Task goal
Work through the data line by line, gathering every line that has the word "this".

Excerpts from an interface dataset
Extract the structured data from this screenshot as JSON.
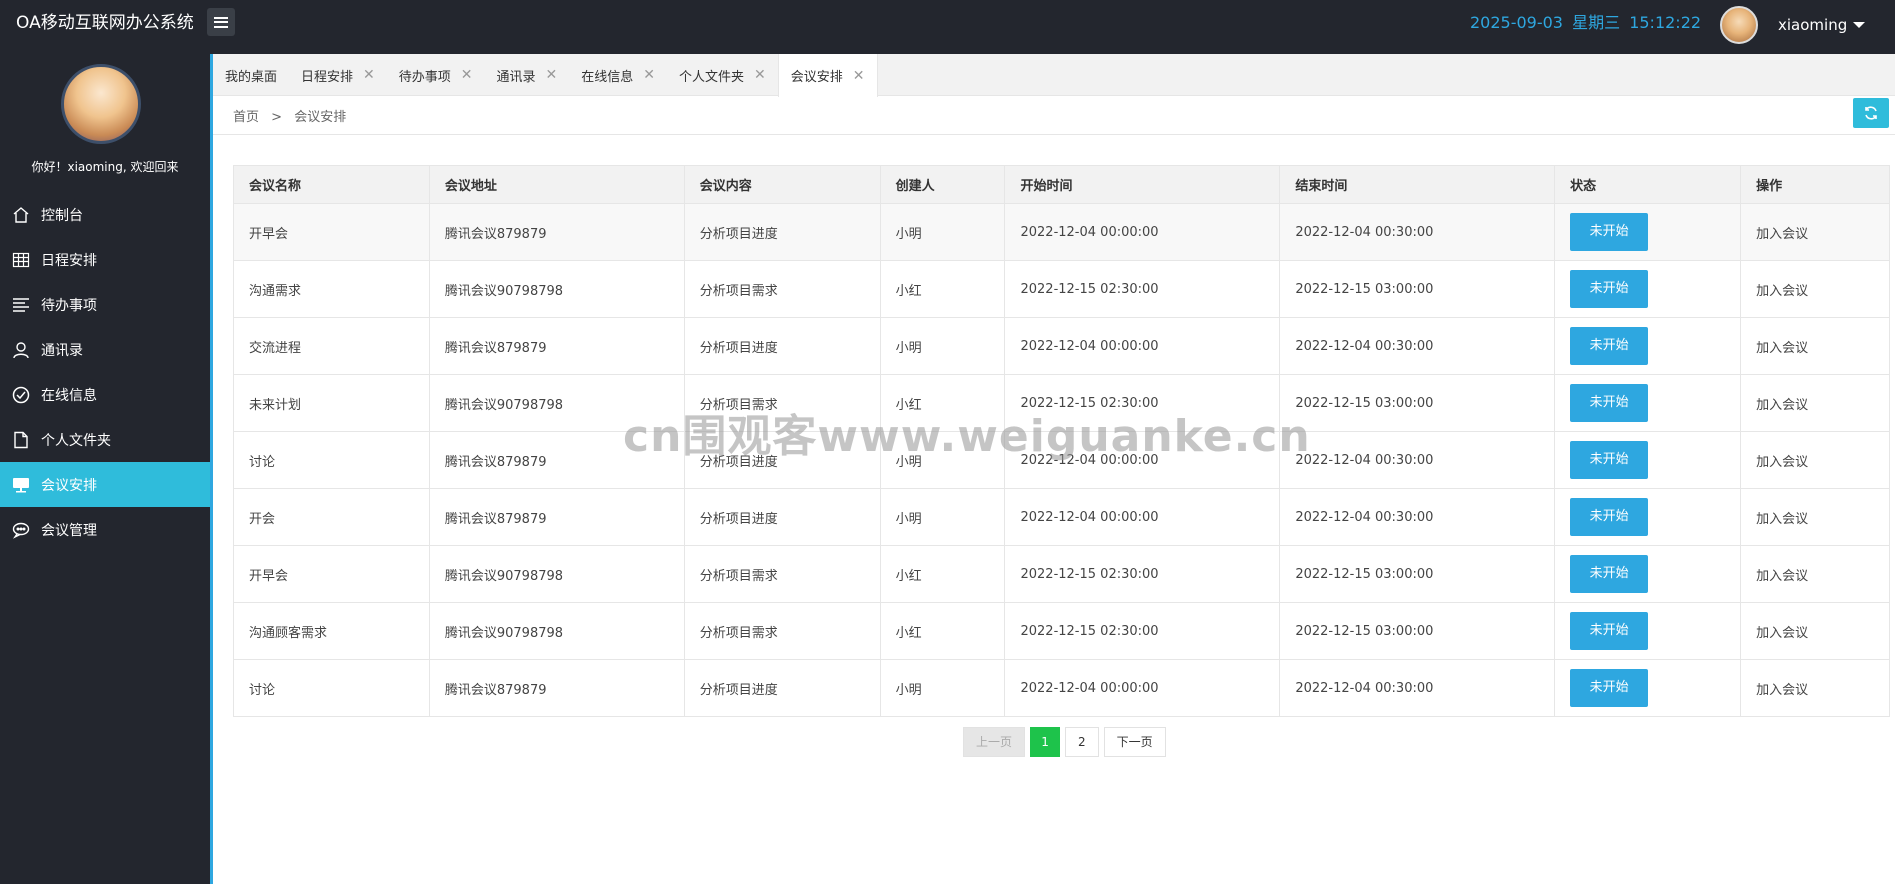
{
  "header": {
    "app_title": "OA移动互联网办公系统",
    "date": "2025-09-03",
    "weekday": "星期三",
    "time": "15:12:22",
    "username": "xiaoming"
  },
  "sidebar": {
    "welcome": "你好！xiaoming, 欢迎回来",
    "items": [
      {
        "label": "控制台",
        "icon": "home-icon"
      },
      {
        "label": "日程安排",
        "icon": "calendar-grid-icon"
      },
      {
        "label": "待办事项",
        "icon": "list-icon"
      },
      {
        "label": "通讯录",
        "icon": "user-icon"
      },
      {
        "label": "在线信息",
        "icon": "check-circle-icon"
      },
      {
        "label": "个人文件夹",
        "icon": "file-icon"
      },
      {
        "label": "会议安排",
        "icon": "presentation-icon",
        "active": true
      },
      {
        "label": "会议管理",
        "icon": "chat-icon"
      }
    ]
  },
  "tabs": [
    {
      "label": "我的桌面",
      "closable": false
    },
    {
      "label": "日程安排",
      "closable": true
    },
    {
      "label": "待办事项",
      "closable": true
    },
    {
      "label": "通讯录",
      "closable": true
    },
    {
      "label": "在线信息",
      "closable": true
    },
    {
      "label": "个人文件夹",
      "closable": true
    },
    {
      "label": "会议安排",
      "closable": true,
      "active": true
    }
  ],
  "breadcrumb": {
    "home": "首页",
    "separator": ">",
    "current": "会议安排"
  },
  "table": {
    "headers": [
      "会议名称",
      "会议地址",
      "会议内容",
      "创建人",
      "开始时间",
      "结束时间",
      "状态",
      "操作"
    ],
    "rows": [
      [
        "开早会",
        "腾讯会议879879",
        "分析项目进度",
        "小明",
        "2022-12-04 00:00:00",
        "2022-12-04 00:30:00",
        "未开始",
        "加入会议"
      ],
      [
        "沟通需求",
        "腾讯会议90798798",
        "分析项目需求",
        "小红",
        "2022-12-15 02:30:00",
        "2022-12-15 03:00:00",
        "未开始",
        "加入会议"
      ],
      [
        "交流进程",
        "腾讯会议879879",
        "分析项目进度",
        "小明",
        "2022-12-04 00:00:00",
        "2022-12-04 00:30:00",
        "未开始",
        "加入会议"
      ],
      [
        "未来计划",
        "腾讯会议90798798",
        "分析项目需求",
        "小红",
        "2022-12-15 02:30:00",
        "2022-12-15 03:00:00",
        "未开始",
        "加入会议"
      ],
      [
        "讨论",
        "腾讯会议879879",
        "分析项目进度",
        "小明",
        "2022-12-04 00:00:00",
        "2022-12-04 00:30:00",
        "未开始",
        "加入会议"
      ],
      [
        "开会",
        "腾讯会议879879",
        "分析项目进度",
        "小明",
        "2022-12-04 00:00:00",
        "2022-12-04 00:30:00",
        "未开始",
        "加入会议"
      ],
      [
        "开早会",
        "腾讯会议90798798",
        "分析项目需求",
        "小红",
        "2022-12-15 02:30:00",
        "2022-12-15 03:00:00",
        "未开始",
        "加入会议"
      ],
      [
        "沟通顾客需求",
        "腾讯会议90798798",
        "分析项目需求",
        "小红",
        "2022-12-15 02:30:00",
        "2022-12-15 03:00:00",
        "未开始",
        "加入会议"
      ],
      [
        "讨论",
        "腾讯会议879879",
        "分析项目进度",
        "小明",
        "2022-12-04 00:00:00",
        "2022-12-04 00:30:00",
        "未开始",
        "加入会议"
      ]
    ]
  },
  "pagination": {
    "prev": "上一页",
    "pages": [
      "1",
      "2"
    ],
    "current": "1",
    "next": "下一页"
  },
  "watermark": "cn围观客www.weiguanke.cn",
  "colors": {
    "header_bg": "#23262e",
    "sidebar_active": "#2fbcdb",
    "accent_blue": "#2ea7e0",
    "page_current": "#1ec34b"
  }
}
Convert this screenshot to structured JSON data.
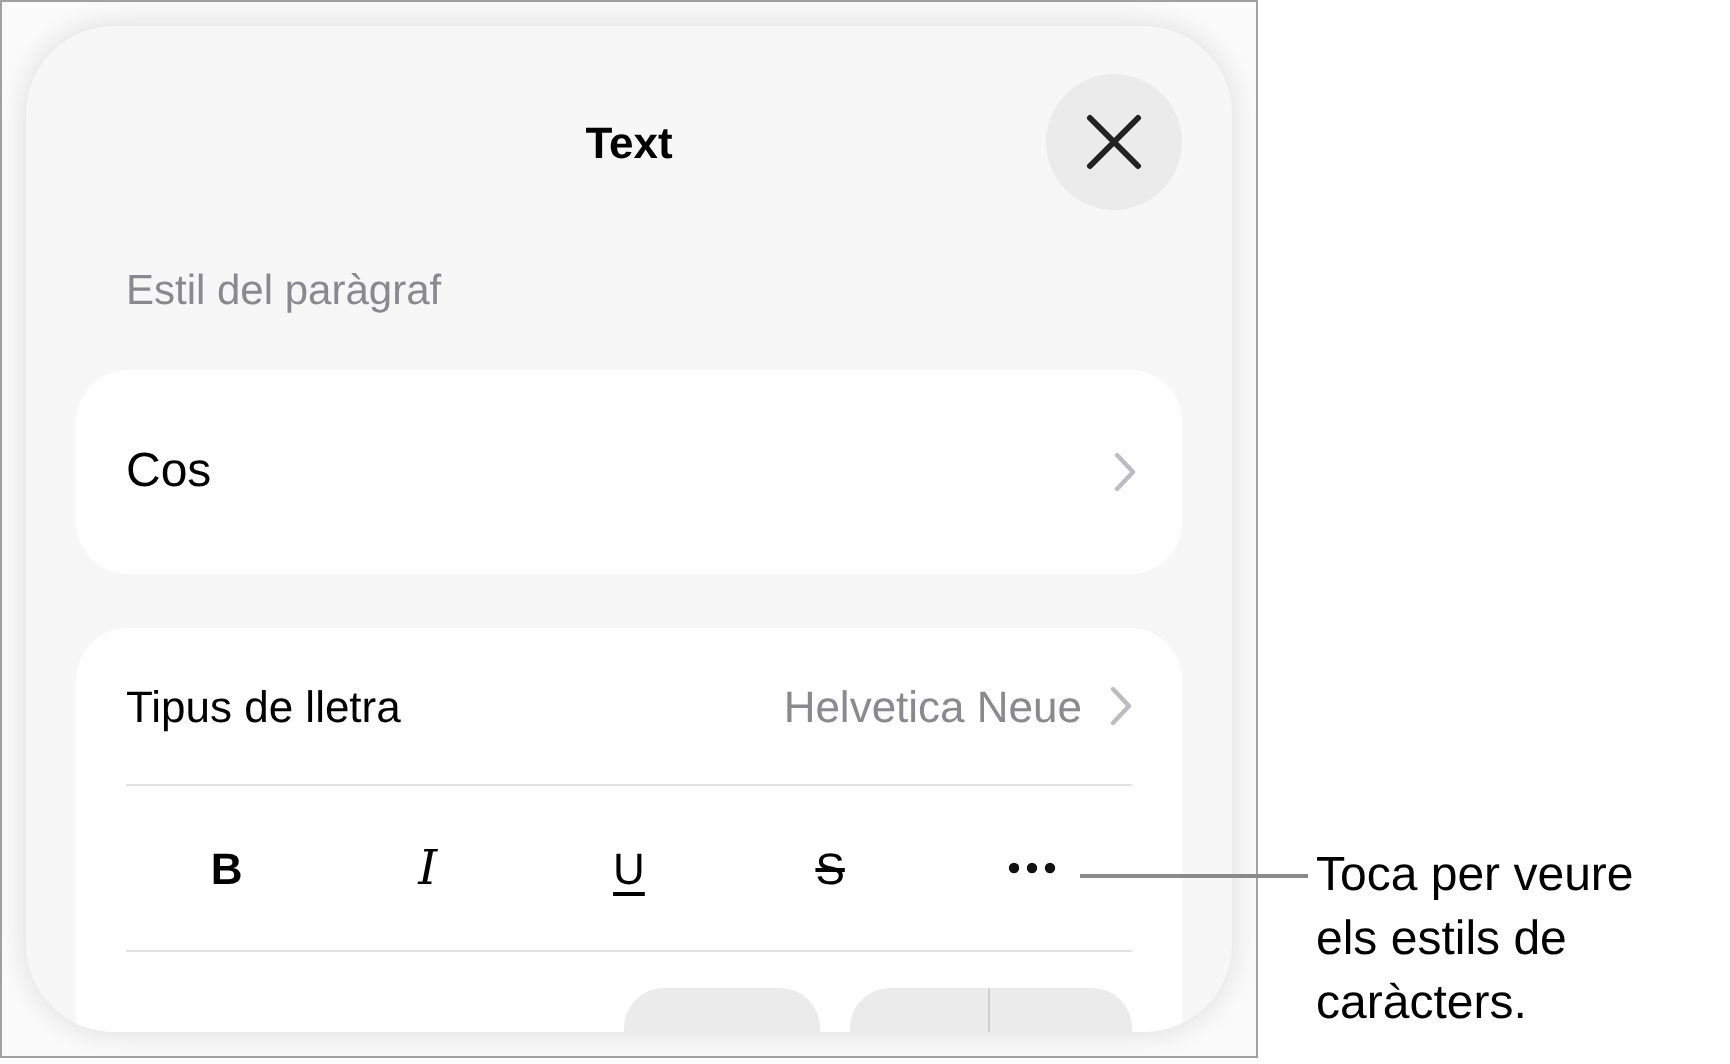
{
  "panel": {
    "title": "Text"
  },
  "paragraph_style": {
    "header": "Estil del paràgraf",
    "value": "Cos"
  },
  "font": {
    "label": "Tipus de lletra",
    "value": "Helvetica Neue"
  },
  "styles": [
    {
      "kind": "bold",
      "label": "B"
    },
    {
      "kind": "italic",
      "label": "I"
    },
    {
      "kind": "underline",
      "label": "U"
    },
    {
      "kind": "strikethrough",
      "label": "S"
    },
    {
      "kind": "more"
    }
  ],
  "callout": "Toca per veure els estils de caràcters."
}
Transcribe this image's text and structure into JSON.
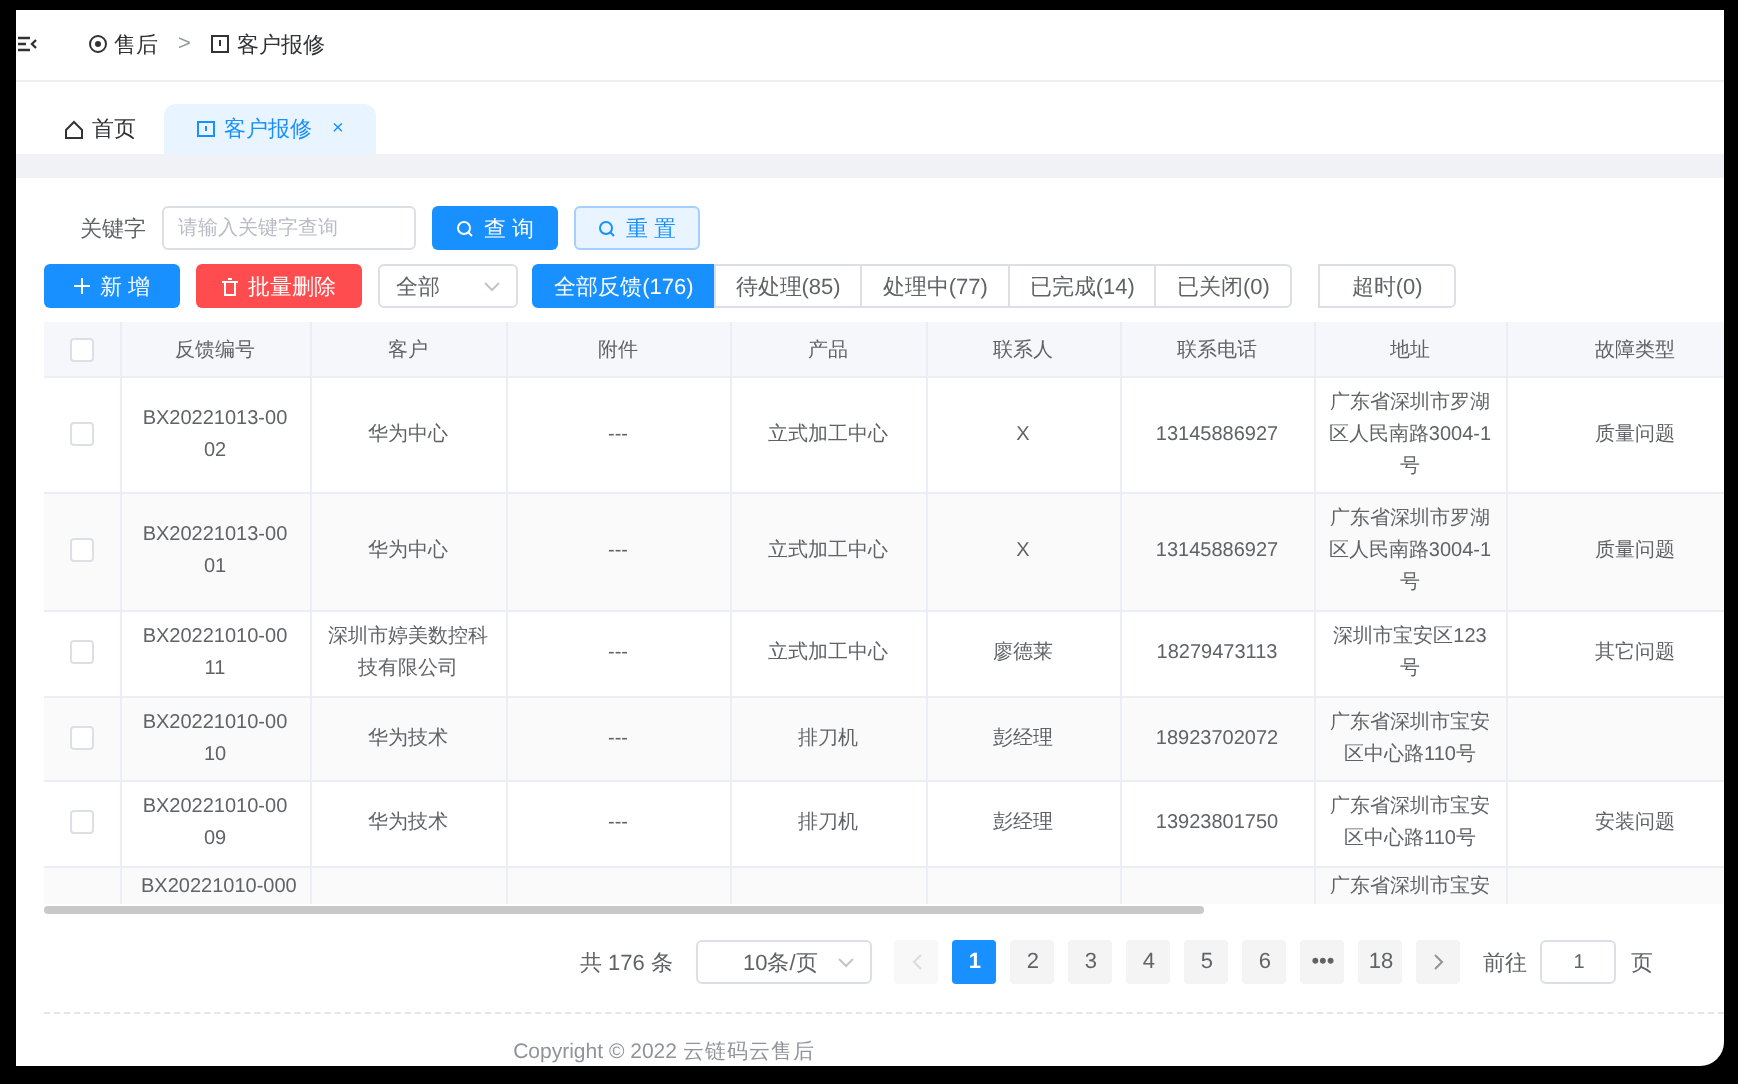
{
  "breadcrumb": {
    "items": [
      {
        "label": "售后"
      },
      {
        "label": "客户报修"
      }
    ],
    "separator": ">"
  },
  "tabs": [
    {
      "label": "首页",
      "selected": false,
      "closable": false
    },
    {
      "label": "客户报修",
      "selected": true,
      "closable": true,
      "close": "×"
    }
  ],
  "search": {
    "label": "关键字",
    "placeholder": "请输入关键字查询",
    "query_button": "查 询",
    "reset_button": "重 置"
  },
  "actions": {
    "add_button": "新 增",
    "batch_delete_button": "批量删除",
    "status_select": "全部"
  },
  "filters": [
    {
      "label": "全部反馈(176)",
      "selected": true
    },
    {
      "label": "待处理(85)",
      "selected": false
    },
    {
      "label": "处理中(77)",
      "selected": false
    },
    {
      "label": "已完成(14)",
      "selected": false
    },
    {
      "label": "已关闭(0)",
      "selected": false
    }
  ],
  "timeout_filter": {
    "label": "超时(0)",
    "selected": false
  },
  "table": {
    "columns": [
      "反馈编号",
      "客户",
      "附件",
      "产品",
      "联系人",
      "联系电话",
      "地址",
      "故障类型"
    ],
    "rows": [
      {
        "checked": false,
        "cells": [
          "BX20221013-0002",
          "华为中心",
          "---",
          "立式加工中心",
          "X",
          "13145886927",
          "广东省深圳市罗湖区人民南路3004-1号",
          "质量问题"
        ]
      },
      {
        "checked": false,
        "cells": [
          "BX20221013-0001",
          "华为中心",
          "---",
          "立式加工中心",
          "X",
          "13145886927",
          "广东省深圳市罗湖区人民南路3004-1号",
          "质量问题"
        ]
      },
      {
        "checked": false,
        "cells": [
          "BX20221010-0011",
          "深圳市婷美数控科技有限公司",
          "---",
          "立式加工中心",
          "廖德莱",
          "18279473113",
          "深圳市宝安区123号",
          "其它问题"
        ]
      },
      {
        "checked": false,
        "cells": [
          "BX20221010-0010",
          "华为技术",
          "---",
          "排刀机",
          "彭经理",
          "18923702072",
          "广东省深圳市宝安区中心路110号",
          ""
        ]
      },
      {
        "checked": false,
        "cells": [
          "BX20221010-0009",
          "华为技术",
          "---",
          "排刀机",
          "彭经理",
          "13923801750",
          "广东省深圳市宝安区中心路110号",
          "安装问题"
        ]
      },
      {
        "cells": [
          "BX20221010-000",
          "",
          "",
          "",
          "",
          "",
          "广东省深圳市宝安",
          ""
        ]
      }
    ],
    "all_checked": false
  },
  "pagination": {
    "total": "共 176 条",
    "page_size": "10条/页",
    "pages": [
      {
        "label": "1",
        "selected": true
      },
      {
        "label": "2",
        "selected": false
      },
      {
        "label": "3",
        "selected": false
      },
      {
        "label": "4",
        "selected": false
      },
      {
        "label": "5",
        "selected": false
      },
      {
        "label": "6",
        "selected": false
      },
      {
        "label": "•••",
        "selected": false
      },
      {
        "label": "18",
        "selected": false
      }
    ],
    "goto_label": "前往",
    "goto_value": "1",
    "goto_unit": "页"
  },
  "footer": "Copyright © 2022 云链码云售后"
}
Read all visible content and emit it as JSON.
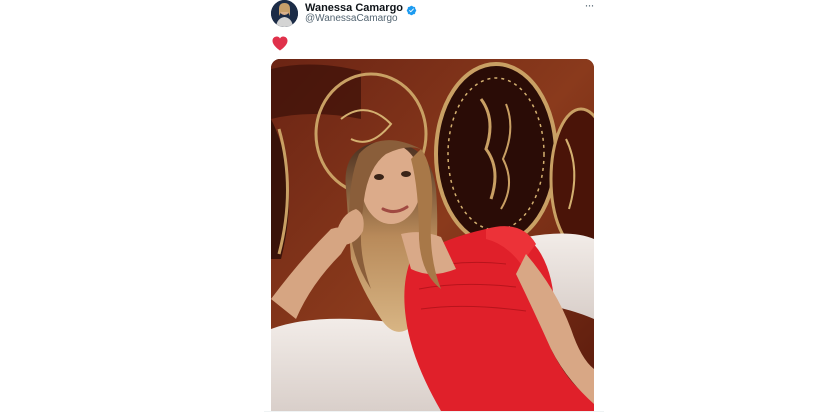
{
  "tweet": {
    "display_name": "Wanessa Camargo",
    "handle": "@WanessaCamargo",
    "more_label": "···",
    "body_emoji": "heart-emoji",
    "verified_icon": "verified-badge-icon",
    "verified_color": "#1d9bf0",
    "heart_color": "#e0314b",
    "media": {
      "description_icon": "photo",
      "background_color": "#5a1c10",
      "dress_color": "#e0202a",
      "pillow_color": "#ece4e0"
    }
  }
}
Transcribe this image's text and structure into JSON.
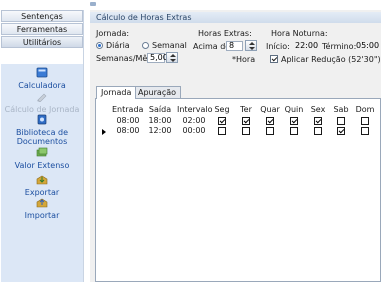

Written response
Extract the structured data from this screenshot as JSON.
Convert this screenshot to structured JSON data.
Transcribe this image's text and structure into JSON.
Transcribe this image's text and structure into JSON.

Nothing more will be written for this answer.